Items listed in a dataset

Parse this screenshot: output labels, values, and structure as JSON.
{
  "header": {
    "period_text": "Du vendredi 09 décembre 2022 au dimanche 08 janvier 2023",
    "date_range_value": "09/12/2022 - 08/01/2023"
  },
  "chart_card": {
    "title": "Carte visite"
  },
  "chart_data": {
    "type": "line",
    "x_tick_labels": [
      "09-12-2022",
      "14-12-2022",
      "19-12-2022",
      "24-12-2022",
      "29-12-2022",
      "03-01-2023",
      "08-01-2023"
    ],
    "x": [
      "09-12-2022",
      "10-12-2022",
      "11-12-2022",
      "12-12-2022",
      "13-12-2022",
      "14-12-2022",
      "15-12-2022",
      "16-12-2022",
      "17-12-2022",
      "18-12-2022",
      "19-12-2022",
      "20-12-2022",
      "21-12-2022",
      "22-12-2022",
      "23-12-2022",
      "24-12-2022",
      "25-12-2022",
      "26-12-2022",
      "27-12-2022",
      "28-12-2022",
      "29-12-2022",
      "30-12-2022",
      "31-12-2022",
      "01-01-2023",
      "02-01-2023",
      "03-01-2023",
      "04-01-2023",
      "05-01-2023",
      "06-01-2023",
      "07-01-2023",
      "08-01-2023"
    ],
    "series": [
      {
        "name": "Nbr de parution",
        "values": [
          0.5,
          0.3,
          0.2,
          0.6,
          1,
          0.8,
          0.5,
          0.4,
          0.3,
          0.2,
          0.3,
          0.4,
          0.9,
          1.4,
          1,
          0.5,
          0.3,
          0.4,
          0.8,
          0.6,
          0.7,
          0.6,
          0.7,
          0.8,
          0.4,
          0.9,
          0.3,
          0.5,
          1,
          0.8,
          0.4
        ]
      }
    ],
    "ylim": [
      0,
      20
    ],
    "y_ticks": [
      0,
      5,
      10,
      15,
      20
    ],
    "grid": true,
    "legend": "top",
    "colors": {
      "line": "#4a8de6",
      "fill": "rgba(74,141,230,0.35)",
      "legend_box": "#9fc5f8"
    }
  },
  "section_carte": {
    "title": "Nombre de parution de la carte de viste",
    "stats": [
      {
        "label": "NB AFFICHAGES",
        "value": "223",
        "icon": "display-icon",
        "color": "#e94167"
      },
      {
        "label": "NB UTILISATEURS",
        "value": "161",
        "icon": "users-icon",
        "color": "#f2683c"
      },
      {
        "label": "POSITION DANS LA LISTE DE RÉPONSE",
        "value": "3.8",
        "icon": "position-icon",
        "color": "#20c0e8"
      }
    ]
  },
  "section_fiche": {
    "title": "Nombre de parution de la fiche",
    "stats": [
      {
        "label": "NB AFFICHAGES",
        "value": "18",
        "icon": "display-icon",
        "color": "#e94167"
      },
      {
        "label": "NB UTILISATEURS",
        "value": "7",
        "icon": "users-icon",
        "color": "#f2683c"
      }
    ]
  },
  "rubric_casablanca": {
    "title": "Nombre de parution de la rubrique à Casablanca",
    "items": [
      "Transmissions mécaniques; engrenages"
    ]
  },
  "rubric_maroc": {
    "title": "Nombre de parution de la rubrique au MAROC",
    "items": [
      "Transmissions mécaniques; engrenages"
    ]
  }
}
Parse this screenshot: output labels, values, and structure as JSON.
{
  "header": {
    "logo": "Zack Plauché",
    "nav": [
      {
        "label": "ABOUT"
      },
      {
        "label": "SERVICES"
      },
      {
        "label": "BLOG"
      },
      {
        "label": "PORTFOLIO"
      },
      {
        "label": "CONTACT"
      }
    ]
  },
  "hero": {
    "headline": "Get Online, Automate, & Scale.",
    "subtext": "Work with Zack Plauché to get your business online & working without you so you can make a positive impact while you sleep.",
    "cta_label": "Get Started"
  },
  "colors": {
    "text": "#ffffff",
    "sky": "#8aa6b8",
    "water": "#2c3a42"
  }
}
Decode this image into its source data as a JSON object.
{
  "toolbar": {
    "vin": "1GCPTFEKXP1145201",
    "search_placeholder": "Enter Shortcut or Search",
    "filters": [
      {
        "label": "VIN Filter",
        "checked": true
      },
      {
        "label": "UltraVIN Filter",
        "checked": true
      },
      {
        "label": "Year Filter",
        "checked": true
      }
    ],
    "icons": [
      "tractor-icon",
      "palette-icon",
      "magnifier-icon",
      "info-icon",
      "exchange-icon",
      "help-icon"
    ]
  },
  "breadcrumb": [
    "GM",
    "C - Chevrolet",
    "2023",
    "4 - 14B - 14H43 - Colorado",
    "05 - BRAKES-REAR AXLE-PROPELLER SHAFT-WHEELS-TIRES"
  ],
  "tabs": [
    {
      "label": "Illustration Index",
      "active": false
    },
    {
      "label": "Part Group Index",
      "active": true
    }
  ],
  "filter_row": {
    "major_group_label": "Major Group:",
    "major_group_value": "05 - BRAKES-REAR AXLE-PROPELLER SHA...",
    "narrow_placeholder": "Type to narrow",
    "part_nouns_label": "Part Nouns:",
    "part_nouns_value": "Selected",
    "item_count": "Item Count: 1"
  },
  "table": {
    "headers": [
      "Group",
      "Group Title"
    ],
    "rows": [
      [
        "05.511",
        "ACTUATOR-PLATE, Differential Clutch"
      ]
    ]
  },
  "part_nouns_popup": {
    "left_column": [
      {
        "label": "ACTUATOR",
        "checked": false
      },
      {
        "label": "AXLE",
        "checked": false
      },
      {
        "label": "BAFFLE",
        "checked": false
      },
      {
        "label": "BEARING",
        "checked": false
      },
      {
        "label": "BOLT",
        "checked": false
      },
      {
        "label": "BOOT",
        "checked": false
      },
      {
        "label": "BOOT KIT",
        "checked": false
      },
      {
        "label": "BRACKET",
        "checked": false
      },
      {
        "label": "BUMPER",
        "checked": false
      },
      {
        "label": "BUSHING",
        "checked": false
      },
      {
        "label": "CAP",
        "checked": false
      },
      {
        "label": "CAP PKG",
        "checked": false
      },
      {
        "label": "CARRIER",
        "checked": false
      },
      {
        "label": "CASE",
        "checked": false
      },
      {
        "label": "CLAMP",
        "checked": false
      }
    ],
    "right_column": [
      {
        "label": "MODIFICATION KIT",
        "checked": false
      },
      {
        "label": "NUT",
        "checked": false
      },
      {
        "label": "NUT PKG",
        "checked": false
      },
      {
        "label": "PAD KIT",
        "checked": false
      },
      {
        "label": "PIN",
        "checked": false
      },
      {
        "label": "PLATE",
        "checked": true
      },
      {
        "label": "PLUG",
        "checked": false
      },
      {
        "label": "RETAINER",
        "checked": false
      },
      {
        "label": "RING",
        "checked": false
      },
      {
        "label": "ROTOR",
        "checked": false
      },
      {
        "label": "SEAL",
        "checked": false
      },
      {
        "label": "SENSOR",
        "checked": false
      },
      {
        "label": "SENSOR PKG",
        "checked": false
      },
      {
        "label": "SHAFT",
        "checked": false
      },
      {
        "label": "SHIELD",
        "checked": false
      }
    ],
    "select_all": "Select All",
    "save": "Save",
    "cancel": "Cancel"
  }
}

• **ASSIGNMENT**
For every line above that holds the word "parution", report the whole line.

• **THE ANSWER**
        "name": "Nbr de parution",
    "title": "Nombre de parution de la carte de viste",
    "title": "Nombre de parution de la fiche",
    "title": "Nombre de parution de la rubrique à Casablanca",
    "title": "Nombre de parution de la rubrique au MAROC",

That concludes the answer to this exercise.